┏━━

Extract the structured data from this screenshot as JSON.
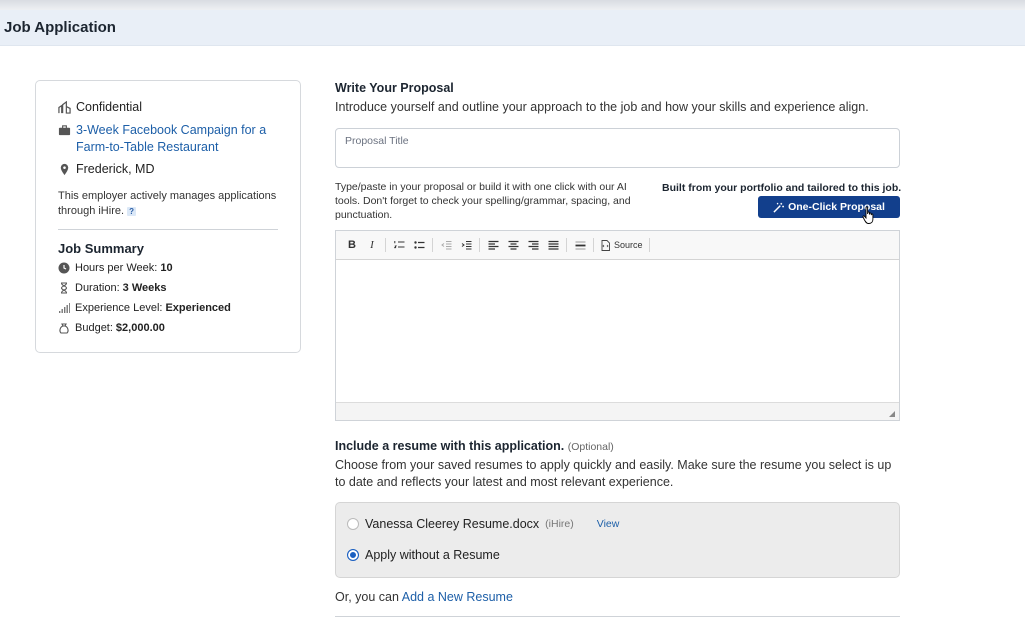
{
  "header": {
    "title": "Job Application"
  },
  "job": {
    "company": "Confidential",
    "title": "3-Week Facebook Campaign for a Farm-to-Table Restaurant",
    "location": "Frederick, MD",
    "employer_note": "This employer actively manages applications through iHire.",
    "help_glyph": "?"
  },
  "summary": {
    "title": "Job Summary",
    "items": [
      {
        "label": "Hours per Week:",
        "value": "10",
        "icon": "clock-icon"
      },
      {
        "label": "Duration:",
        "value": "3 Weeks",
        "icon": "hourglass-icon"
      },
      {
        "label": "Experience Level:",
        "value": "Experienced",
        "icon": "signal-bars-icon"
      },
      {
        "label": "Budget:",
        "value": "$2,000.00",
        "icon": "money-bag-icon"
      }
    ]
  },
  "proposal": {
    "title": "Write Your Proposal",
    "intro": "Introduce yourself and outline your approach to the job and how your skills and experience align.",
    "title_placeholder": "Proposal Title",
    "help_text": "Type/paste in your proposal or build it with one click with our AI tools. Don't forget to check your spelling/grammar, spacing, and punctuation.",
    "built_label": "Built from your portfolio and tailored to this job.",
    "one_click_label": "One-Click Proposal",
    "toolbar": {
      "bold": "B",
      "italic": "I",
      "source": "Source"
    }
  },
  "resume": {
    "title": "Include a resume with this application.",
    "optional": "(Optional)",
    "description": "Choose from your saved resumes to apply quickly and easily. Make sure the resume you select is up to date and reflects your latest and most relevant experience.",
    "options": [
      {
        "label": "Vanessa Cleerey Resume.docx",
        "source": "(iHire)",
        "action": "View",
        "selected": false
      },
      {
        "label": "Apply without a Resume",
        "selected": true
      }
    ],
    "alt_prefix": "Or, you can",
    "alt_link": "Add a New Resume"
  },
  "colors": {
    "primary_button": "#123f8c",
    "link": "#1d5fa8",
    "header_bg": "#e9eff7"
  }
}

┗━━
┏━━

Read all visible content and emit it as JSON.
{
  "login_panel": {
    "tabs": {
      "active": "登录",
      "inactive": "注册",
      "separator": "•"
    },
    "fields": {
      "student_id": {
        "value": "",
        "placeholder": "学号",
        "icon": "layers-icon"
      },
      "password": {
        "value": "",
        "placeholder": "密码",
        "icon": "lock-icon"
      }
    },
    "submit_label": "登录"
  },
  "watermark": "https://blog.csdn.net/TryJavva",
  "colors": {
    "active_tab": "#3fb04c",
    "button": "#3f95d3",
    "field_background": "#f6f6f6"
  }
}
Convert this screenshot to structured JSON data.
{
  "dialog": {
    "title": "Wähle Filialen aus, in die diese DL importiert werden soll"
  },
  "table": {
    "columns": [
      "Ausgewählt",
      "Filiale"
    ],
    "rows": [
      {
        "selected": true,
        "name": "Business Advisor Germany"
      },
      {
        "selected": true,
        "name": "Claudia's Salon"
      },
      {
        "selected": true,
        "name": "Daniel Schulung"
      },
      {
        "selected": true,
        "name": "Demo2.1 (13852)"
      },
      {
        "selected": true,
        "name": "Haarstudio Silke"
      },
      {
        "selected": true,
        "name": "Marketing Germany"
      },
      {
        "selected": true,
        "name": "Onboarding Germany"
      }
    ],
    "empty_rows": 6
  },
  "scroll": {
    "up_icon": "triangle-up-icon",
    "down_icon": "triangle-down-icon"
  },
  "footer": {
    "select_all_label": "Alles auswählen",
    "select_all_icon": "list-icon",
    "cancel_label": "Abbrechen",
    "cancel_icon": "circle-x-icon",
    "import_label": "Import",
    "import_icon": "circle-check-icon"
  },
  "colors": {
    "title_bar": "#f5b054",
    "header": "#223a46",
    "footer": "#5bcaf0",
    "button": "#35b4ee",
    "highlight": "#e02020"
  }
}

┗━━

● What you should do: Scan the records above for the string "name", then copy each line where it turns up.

● Answer space:
        "name": "Business Advisor Germany"
        "name": "Claudia's Salon"
        "name": "Daniel Schulung"
        "name": "Demo2.1 (13852)"
        "name": "Haarstudio Silke"
        "name": "Marketing Germany"
        "name": "Onboarding Germany"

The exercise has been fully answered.